Once his turn arrived though, he simply "winged it."
"I just wanted to beat the other guy," White said.
Next stop, Las Vegas?
White simply smiled, but the question elicited a loud and proud "Yes!" from Pattie Andrews, customer operations manager at the Keyser store.
"If you go to Vegas, buddy, I'm going with you," she told White.
White advances to a corporate competition in Carlisle, Pa., said Kevin Dugger, who organized the contest and is the customer operations manager for the Martinsburg store.
Winners in the Martin's corporate contest advance to a national competition, which features baggers from numerous grocery store chains. The last stop is a contest in Las Vegas, Dugger said.
Twelve baggers from the four-state region, plus store managers and two customers, faced off for Tuesday's contest. Each of the baggers had already won a contest at their store.
A large crowd of supporters gathered, with some of them wearing T-shirts and waving signs for their favorite contestant.
Baliga, 17, of Hagerstown, had quite a few supporters, including fellow Martin's employee Kevin Rowzee, who had "COACH" written on the back of his T-shirt.
"He told me to ignore everybody," Baliga said, grinning after his turn at the table. "But (to) have fun."
Contestants were judged in five categories - speed, weight distribution, item arrangement, separation of products and customer service. The baggers had to begin by making eye contact with the judge and asking whether plastic bags were OK.
After the baggers placed the items in bags and into a shopping cart, judges placed the filled bags on the floor and kicked them. If anything fell out of a bag, points were taken away. Also, no points were awarded if the difference between the lightest and heaviest bag was more than 4 pounds, Dugger said.
Items that had to be bagged included a loaf of bread, cans of soup, a jar of applesauce, a bag of cookies, a can of coffee, marshmallows and candy.
Dugger, who started working at the Martin's store on Raleigh Street in Martinsburg 10 years ago as a bagger, said the contest promotes good customer service and is a training tool.

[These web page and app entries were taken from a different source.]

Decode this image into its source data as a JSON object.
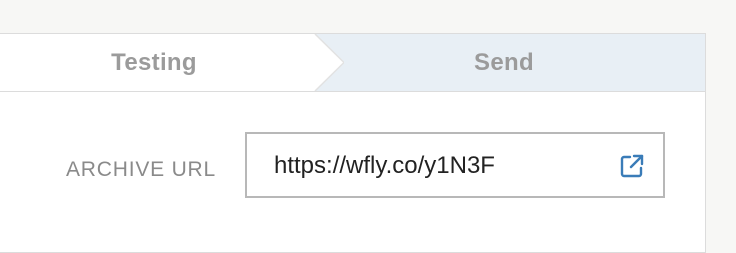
{
  "steps": {
    "testing_label": "Testing",
    "send_label": "Send"
  },
  "archive": {
    "label": "ARCHIVE URL",
    "url": "https://wfly.co/y1N3F",
    "open_icon": "external-link-icon"
  },
  "colors": {
    "active_step_bg": "#e8eff5",
    "step_text": "#9b9b9b",
    "link_icon": "#3a7cb8"
  }
}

Plus it's a way to recognize baggers, or - as he said he likes to call them - service associates.
Midway through an interview, Dugger heard the emcee calling his name for an unexpected bagging round against his father, Terry Dugger, who was a judge for the competition.

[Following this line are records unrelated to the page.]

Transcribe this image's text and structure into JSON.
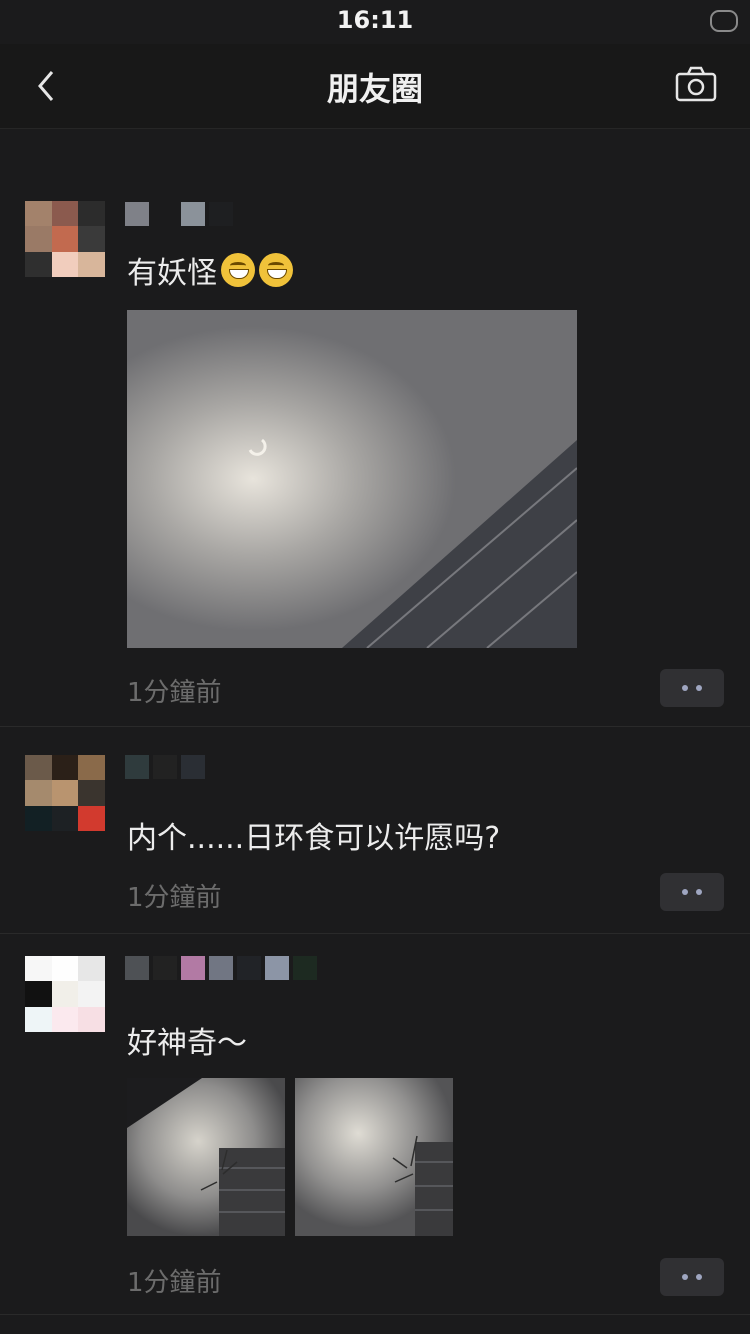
{
  "status_bar": {
    "time": "16:11"
  },
  "nav": {
    "title": "朋友圈",
    "back_icon": "chevron-left-icon",
    "camera_icon": "camera-icon"
  },
  "posts": [
    {
      "text": "有妖怪",
      "emoji": "grinning-emoji",
      "time": "1分鐘前",
      "images": 1
    },
    {
      "text": "内个......日环食可以许愿吗?",
      "time": "1分鐘前",
      "images": 0
    },
    {
      "text": "好神奇～",
      "time": "1分鐘前",
      "images": 2
    }
  ],
  "colors": {
    "background": "#1b1b1c",
    "text": "#ececec",
    "muted": "#6c6c6c",
    "more_dots": "#9fa6c1"
  }
}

The younger Dugger got off to a seemingly good start - he had a bag of groceries in his shopping cart before his father was able to get one of those pesky plastic bags open.
Neither of the Martin's managers, though, could claim victory.
Of all things, both forgot to smile at their judge and ask whether plastic bags were acceptable.
Trey Rickel, of the Winchester, Va., Martin's, took second, and Erik Kisner, an employee of the Martinsburg store, took third place in the competition.